Across the listing below, count every line where the string "PAVLOVA" appears, then give only the count.
┌──
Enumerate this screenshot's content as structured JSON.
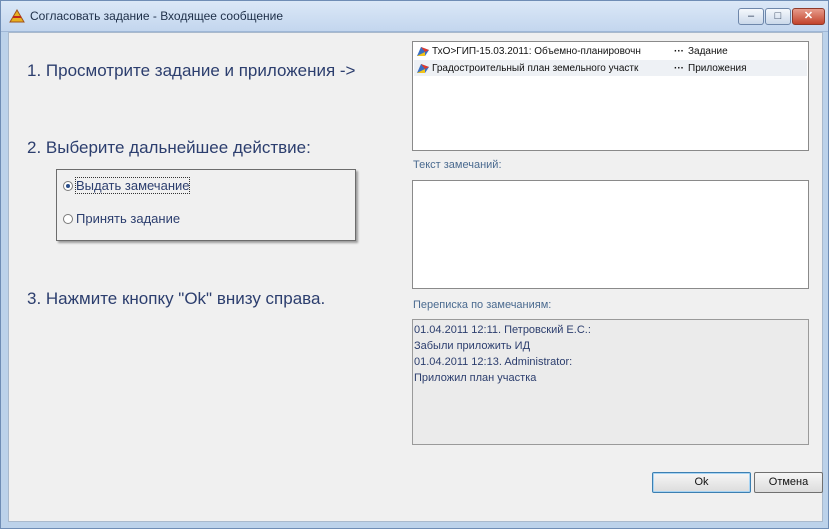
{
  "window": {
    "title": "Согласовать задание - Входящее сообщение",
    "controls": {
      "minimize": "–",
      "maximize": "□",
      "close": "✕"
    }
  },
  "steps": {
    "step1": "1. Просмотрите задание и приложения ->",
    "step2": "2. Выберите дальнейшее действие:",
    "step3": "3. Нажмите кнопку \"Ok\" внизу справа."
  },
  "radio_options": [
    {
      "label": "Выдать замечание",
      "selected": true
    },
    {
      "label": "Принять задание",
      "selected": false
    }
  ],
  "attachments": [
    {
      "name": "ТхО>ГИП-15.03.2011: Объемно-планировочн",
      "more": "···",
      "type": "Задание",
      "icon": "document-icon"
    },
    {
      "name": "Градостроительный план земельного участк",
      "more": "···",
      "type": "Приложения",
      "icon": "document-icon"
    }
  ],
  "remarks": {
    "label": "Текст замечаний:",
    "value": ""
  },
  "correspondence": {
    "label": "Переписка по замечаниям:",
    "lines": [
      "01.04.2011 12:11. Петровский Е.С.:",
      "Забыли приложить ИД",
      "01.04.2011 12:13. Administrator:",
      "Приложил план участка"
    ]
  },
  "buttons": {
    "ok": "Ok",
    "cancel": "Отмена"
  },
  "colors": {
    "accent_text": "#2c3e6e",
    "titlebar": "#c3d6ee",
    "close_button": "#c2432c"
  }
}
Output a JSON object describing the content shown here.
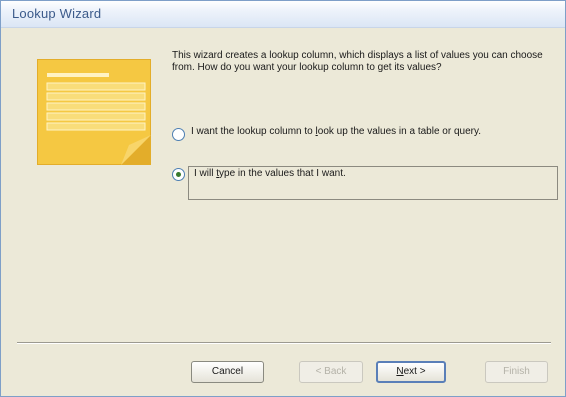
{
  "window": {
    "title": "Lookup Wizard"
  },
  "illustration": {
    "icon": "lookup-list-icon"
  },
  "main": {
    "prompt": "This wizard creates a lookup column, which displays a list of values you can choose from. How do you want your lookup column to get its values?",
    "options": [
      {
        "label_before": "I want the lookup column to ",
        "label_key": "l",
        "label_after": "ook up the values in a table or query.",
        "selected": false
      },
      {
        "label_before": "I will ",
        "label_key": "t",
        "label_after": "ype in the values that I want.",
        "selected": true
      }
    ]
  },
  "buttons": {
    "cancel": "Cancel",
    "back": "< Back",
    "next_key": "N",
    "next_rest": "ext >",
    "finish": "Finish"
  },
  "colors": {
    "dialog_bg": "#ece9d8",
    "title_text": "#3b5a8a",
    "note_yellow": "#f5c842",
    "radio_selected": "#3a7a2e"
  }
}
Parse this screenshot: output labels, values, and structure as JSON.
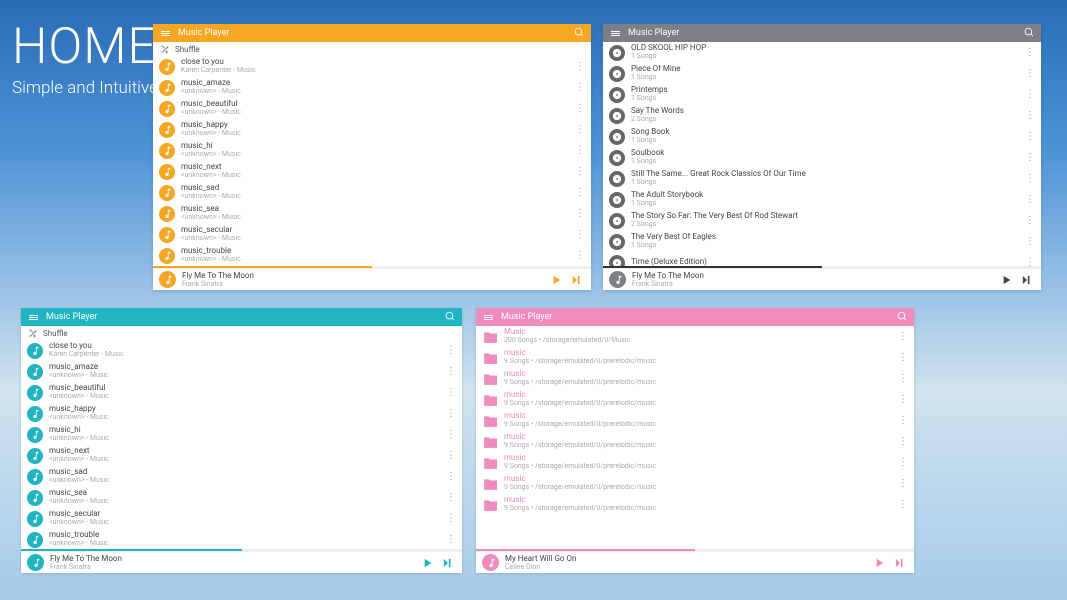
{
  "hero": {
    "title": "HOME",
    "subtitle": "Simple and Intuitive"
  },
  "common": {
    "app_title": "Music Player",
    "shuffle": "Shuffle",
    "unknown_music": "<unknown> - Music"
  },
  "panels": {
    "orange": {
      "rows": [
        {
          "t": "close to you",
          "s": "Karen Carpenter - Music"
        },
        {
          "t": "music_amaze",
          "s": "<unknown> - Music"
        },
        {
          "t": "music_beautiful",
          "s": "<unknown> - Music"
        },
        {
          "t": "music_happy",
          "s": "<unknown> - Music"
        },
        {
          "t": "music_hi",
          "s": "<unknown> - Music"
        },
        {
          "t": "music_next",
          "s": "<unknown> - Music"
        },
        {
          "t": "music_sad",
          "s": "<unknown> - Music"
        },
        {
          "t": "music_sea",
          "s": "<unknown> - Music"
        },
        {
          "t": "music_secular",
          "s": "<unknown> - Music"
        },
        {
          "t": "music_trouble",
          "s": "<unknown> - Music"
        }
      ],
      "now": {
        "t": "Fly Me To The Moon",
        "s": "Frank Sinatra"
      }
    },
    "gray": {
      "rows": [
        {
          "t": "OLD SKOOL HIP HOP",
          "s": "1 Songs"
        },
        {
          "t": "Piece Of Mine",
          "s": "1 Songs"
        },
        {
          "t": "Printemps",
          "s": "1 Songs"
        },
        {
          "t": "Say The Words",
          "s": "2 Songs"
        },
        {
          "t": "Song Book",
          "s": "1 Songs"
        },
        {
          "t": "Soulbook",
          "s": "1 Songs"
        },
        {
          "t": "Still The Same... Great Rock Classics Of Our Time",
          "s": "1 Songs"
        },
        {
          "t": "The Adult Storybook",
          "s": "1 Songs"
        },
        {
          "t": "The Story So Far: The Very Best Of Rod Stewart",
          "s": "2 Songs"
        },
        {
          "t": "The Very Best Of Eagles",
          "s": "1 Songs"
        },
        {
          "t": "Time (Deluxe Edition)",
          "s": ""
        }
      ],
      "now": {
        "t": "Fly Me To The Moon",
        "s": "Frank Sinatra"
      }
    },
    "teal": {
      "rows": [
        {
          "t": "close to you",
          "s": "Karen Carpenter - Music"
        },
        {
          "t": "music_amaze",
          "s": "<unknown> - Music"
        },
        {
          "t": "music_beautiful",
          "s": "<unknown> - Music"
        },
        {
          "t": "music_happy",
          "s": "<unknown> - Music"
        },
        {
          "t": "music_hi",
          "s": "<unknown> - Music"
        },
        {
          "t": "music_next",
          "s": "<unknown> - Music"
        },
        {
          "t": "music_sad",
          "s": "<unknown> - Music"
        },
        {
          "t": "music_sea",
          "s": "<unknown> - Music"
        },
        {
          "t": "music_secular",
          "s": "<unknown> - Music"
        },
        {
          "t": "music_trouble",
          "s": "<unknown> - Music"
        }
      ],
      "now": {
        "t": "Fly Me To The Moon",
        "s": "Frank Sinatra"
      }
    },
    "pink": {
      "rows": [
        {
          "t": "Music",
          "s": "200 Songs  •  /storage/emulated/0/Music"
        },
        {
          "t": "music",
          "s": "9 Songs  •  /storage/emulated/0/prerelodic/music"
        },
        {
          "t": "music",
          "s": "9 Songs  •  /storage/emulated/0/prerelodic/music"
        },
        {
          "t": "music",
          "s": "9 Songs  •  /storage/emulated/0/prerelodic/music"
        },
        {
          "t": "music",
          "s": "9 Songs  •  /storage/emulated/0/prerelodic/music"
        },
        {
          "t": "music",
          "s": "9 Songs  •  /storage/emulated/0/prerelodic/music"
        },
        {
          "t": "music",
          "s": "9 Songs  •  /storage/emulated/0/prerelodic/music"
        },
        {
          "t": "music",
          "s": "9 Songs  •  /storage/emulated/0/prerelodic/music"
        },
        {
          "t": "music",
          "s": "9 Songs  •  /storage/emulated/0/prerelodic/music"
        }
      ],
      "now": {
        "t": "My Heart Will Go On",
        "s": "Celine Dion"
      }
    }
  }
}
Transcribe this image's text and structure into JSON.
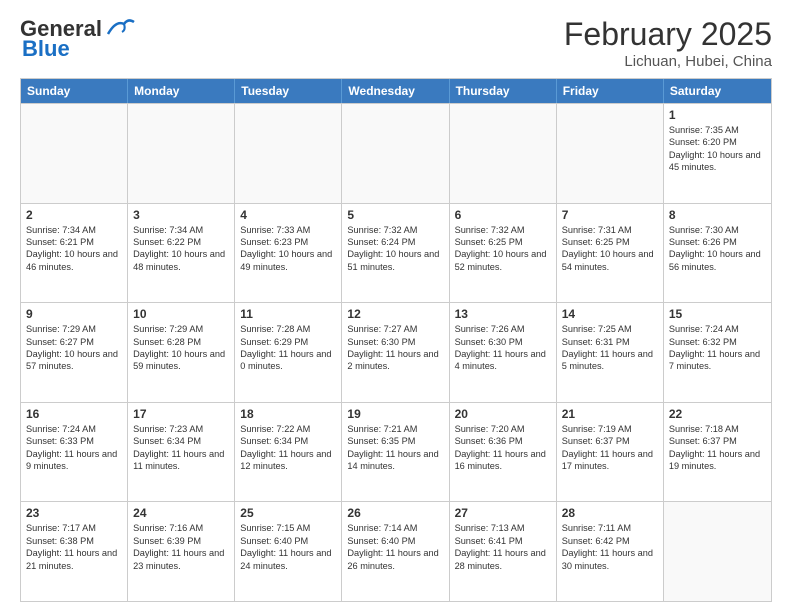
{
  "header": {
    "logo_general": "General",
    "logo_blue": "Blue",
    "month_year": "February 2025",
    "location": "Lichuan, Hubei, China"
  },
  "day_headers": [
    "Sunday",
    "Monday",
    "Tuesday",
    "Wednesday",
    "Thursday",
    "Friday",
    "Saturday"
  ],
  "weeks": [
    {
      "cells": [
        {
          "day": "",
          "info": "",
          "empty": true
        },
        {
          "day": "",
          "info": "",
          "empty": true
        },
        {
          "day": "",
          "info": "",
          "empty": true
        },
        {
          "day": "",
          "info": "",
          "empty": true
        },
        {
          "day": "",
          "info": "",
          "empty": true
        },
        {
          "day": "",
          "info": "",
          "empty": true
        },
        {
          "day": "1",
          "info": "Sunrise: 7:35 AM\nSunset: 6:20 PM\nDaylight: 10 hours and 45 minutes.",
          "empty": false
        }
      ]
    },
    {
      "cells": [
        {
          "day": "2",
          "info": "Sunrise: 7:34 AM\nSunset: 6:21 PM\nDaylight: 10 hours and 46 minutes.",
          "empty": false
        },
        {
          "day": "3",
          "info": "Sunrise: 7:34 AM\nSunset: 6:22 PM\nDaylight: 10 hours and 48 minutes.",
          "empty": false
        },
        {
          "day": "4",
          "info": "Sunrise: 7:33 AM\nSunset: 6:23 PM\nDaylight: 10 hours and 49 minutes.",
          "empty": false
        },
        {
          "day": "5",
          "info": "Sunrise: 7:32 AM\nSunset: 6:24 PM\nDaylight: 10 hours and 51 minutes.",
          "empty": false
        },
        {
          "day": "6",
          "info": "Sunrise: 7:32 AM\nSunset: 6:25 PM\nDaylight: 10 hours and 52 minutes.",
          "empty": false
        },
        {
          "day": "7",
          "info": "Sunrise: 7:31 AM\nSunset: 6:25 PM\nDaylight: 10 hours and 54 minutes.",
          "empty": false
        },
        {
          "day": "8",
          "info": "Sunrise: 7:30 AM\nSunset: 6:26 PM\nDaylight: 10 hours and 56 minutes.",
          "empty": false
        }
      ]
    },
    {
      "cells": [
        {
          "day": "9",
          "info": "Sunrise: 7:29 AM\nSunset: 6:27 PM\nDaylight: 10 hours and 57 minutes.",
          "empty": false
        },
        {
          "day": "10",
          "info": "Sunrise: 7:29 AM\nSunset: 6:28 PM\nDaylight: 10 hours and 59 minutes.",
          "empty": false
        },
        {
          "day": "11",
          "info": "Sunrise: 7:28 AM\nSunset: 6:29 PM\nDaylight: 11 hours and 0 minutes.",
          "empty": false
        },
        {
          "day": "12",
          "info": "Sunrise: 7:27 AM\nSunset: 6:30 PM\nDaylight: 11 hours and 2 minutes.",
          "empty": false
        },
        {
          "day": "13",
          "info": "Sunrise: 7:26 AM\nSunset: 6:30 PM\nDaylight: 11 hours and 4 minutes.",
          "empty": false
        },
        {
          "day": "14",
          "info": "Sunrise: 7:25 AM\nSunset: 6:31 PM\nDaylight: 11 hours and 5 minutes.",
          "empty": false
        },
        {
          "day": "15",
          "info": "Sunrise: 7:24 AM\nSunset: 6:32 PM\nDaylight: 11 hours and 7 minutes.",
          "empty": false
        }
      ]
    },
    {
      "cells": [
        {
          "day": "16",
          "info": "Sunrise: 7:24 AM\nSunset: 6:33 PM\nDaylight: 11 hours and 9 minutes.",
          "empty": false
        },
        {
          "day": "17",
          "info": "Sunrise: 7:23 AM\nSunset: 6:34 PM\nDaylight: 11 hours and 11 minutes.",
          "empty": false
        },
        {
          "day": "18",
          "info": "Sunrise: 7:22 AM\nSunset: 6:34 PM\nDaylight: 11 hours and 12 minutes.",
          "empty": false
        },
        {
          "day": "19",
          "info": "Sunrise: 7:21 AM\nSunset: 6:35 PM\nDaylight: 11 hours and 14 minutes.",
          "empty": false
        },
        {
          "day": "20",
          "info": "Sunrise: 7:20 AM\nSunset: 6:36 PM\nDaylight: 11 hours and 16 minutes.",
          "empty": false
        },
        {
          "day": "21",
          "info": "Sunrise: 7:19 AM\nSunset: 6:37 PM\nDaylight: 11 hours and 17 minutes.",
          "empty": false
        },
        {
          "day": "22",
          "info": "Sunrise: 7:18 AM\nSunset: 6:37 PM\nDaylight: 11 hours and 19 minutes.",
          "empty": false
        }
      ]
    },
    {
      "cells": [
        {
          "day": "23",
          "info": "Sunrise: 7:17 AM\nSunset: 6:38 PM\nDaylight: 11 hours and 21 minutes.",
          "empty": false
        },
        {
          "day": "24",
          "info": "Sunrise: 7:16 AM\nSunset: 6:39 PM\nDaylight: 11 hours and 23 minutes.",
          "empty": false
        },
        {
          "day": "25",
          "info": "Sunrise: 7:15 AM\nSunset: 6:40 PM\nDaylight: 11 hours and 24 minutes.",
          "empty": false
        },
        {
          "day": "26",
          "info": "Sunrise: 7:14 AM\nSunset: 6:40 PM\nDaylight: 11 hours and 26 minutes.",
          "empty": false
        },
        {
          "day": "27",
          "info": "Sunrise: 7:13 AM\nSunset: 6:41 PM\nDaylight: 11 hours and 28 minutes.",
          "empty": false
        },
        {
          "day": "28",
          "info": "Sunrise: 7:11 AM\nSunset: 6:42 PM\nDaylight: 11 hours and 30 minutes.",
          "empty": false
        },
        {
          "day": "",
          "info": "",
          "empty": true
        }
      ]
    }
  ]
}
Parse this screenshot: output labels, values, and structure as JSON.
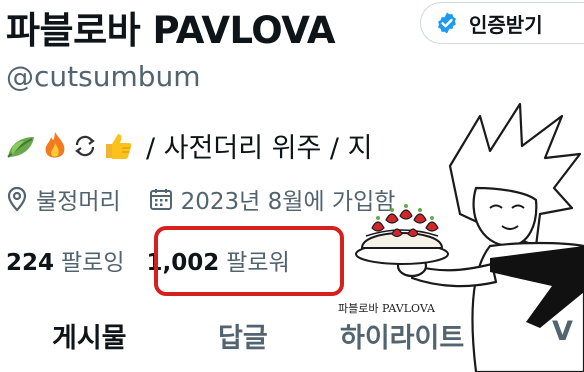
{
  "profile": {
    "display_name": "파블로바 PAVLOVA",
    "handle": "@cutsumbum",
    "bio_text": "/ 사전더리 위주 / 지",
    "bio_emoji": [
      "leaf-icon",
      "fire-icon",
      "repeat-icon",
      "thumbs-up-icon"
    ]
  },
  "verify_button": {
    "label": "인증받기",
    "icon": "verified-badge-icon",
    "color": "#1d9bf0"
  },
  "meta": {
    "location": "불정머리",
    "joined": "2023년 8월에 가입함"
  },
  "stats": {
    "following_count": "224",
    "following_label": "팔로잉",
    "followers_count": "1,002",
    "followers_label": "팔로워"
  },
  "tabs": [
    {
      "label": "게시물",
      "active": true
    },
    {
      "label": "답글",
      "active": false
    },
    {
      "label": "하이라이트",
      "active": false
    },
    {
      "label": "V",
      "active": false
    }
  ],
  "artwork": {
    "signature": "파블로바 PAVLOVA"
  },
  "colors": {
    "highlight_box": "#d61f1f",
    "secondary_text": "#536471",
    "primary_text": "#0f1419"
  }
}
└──
• _EXERCISE RESPONSE_
2